--- MATERIAL TO PROCESS Enclosed Below ---

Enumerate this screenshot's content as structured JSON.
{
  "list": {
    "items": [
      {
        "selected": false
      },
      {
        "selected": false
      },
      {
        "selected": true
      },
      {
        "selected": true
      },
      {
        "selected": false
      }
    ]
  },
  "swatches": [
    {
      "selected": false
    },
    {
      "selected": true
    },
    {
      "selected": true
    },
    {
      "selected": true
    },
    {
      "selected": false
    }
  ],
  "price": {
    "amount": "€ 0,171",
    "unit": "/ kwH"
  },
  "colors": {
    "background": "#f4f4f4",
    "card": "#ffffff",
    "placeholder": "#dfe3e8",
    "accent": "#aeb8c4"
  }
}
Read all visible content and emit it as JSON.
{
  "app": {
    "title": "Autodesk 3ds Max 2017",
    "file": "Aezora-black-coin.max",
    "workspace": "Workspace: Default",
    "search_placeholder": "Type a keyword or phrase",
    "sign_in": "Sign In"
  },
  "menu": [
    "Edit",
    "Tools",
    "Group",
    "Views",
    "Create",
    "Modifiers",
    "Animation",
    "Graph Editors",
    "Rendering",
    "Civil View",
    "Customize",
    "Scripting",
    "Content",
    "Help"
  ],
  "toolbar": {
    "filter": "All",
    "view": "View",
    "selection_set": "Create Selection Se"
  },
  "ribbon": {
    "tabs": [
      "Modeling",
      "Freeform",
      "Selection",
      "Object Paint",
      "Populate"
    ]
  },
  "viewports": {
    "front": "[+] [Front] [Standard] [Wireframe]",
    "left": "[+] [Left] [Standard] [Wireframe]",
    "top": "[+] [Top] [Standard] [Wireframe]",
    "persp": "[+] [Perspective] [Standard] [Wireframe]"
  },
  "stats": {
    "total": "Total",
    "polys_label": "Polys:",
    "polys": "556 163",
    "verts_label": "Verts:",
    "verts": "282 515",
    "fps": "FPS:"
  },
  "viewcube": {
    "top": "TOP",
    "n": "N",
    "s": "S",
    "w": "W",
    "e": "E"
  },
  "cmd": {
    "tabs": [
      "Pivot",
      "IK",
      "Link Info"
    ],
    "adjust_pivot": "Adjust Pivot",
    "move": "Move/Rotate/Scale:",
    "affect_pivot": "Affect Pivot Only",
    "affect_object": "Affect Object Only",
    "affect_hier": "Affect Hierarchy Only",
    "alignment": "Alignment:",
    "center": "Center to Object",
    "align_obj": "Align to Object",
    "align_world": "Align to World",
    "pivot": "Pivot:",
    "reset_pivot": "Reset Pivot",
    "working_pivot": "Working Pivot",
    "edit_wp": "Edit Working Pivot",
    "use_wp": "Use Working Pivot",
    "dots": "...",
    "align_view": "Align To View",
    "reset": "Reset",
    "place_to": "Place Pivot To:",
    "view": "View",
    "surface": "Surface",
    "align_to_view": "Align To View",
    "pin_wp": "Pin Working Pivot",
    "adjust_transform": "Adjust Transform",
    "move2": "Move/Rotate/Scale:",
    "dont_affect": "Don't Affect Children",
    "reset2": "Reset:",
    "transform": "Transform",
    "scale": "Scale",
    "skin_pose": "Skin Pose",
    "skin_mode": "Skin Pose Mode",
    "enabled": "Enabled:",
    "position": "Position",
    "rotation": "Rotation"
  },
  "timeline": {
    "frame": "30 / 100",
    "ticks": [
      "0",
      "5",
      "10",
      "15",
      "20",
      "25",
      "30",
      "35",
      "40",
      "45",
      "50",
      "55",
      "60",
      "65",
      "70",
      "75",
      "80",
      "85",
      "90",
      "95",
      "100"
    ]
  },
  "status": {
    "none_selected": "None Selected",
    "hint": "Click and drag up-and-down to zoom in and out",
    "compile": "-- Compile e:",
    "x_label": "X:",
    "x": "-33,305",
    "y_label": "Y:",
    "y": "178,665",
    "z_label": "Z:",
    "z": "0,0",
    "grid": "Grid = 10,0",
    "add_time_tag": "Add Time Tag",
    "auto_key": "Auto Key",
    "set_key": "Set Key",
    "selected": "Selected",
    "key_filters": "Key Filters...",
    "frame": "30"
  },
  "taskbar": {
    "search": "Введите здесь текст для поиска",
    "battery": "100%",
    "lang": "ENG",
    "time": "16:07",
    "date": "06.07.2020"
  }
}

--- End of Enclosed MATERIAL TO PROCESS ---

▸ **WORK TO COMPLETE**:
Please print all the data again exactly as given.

▸ **PROBLEM SOLUTION**:
Enumerate this screenshot's content as structured JSON.
{
  "list": {
    "items": [
      {
        "selected": false
      },
      {
        "selected": false
      },
      {
        "selected": true
      },
      {
        "selected": true
      },
      {
        "selected": false
      }
    ]
  },
  "swatches": [
    {
      "selected": false
    },
    {
      "selected": true
    },
    {
      "selected": true
    },
    {
      "selected": true
    },
    {
      "selected": false
    }
  ],
  "price": {
    "amount": "€ 0,171",
    "unit": "/ kwH"
  },
  "colors": {
    "background": "#f4f4f4",
    "card": "#ffffff",
    "placeholder": "#dfe3e8",
    "accent": "#aeb8c4"
  }
}
Read all visible content and emit it as JSON.
{
  "app": {
    "title": "Autodesk 3ds Max 2017",
    "file": "Aezora-black-coin.max",
    "workspace": "Workspace: Default",
    "search_placeholder": "Type a keyword or phrase",
    "sign_in": "Sign In"
  },
  "menu": [
    "Edit",
    "Tools",
    "Group",
    "Views",
    "Create",
    "Modifiers",
    "Animation",
    "Graph Editors",
    "Rendering",
    "Civil View",
    "Customize",
    "Scripting",
    "Content",
    "Help"
  ],
  "toolbar": {
    "filter": "All",
    "view": "View",
    "selection_set": "Create Selection Se"
  },
  "ribbon": {
    "tabs": [
      "Modeling",
      "Freeform",
      "Selection",
      "Object Paint",
      "Populate"
    ]
  },
  "viewports": {
    "front": "[+] [Front] [Standard] [Wireframe]",
    "left": "[+] [Left] [Standard] [Wireframe]",
    "top": "[+] [Top] [Standard] [Wireframe]",
    "persp": "[+] [Perspective] [Standard] [Wireframe]"
  },
  "stats": {
    "total": "Total",
    "polys_label": "Polys:",
    "polys": "556 163",
    "verts_label": "Verts:",
    "verts": "282 515",
    "fps": "FPS:"
  },
  "viewcube": {
    "top": "TOP",
    "n": "N",
    "s": "S",
    "w": "W",
    "e": "E"
  },
  "cmd": {
    "tabs": [
      "Pivot",
      "IK",
      "Link Info"
    ],
    "adjust_pivot": "Adjust Pivot",
    "move": "Move/Rotate/Scale:",
    "affect_pivot": "Affect Pivot Only",
    "affect_object": "Affect Object Only",
    "affect_hier": "Affect Hierarchy Only",
    "alignment": "Alignment:",
    "center": "Center to Object",
    "align_obj": "Align to Object",
    "align_world": "Align to World",
    "pivot": "Pivot:",
    "reset_pivot": "Reset Pivot",
    "working_pivot": "Working Pivot",
    "edit_wp": "Edit Working Pivot",
    "use_wp": "Use Working Pivot",
    "dots": "...",
    "align_view": "Align To View",
    "reset": "Reset",
    "place_to": "Place Pivot To:",
    "view": "View",
    "surface": "Surface",
    "align_to_view": "Align To View",
    "pin_wp": "Pin Working Pivot",
    "adjust_transform": "Adjust Transform",
    "move2": "Move/Rotate/Scale:",
    "dont_affect": "Don't Affect Children",
    "reset2": "Reset:",
    "transform": "Transform",
    "scale": "Scale",
    "skin_pose": "Skin Pose",
    "skin_mode": "Skin Pose Mode",
    "enabled": "Enabled:",
    "position": "Position",
    "rotation": "Rotation"
  },
  "timeline": {
    "frame": "30 / 100",
    "ticks": [
      "0",
      "5",
      "10",
      "15",
      "20",
      "25",
      "30",
      "35",
      "40",
      "45",
      "50",
      "55",
      "60",
      "65",
      "70",
      "75",
      "80",
      "85",
      "90",
      "95",
      "100"
    ]
  },
  "status": {
    "none_selected": "None Selected",
    "hint": "Click and drag up-and-down to zoom in and out",
    "compile": "-- Compile e:",
    "x_label": "X:",
    "x": "-33,305",
    "y_label": "Y:",
    "y": "178,665",
    "z_label": "Z:",
    "z": "0,0",
    "grid": "Grid = 10,0",
    "add_time_tag": "Add Time Tag",
    "auto_key": "Auto Key",
    "set_key": "Set Key",
    "selected": "Selected",
    "key_filters": "Key Filters...",
    "frame": "30"
  },
  "taskbar": {
    "search": "Введите здесь текст для поиска",
    "battery": "100%",
    "lang": "ENG",
    "time": "16:07",
    "date": "06.07.2020"
  }
}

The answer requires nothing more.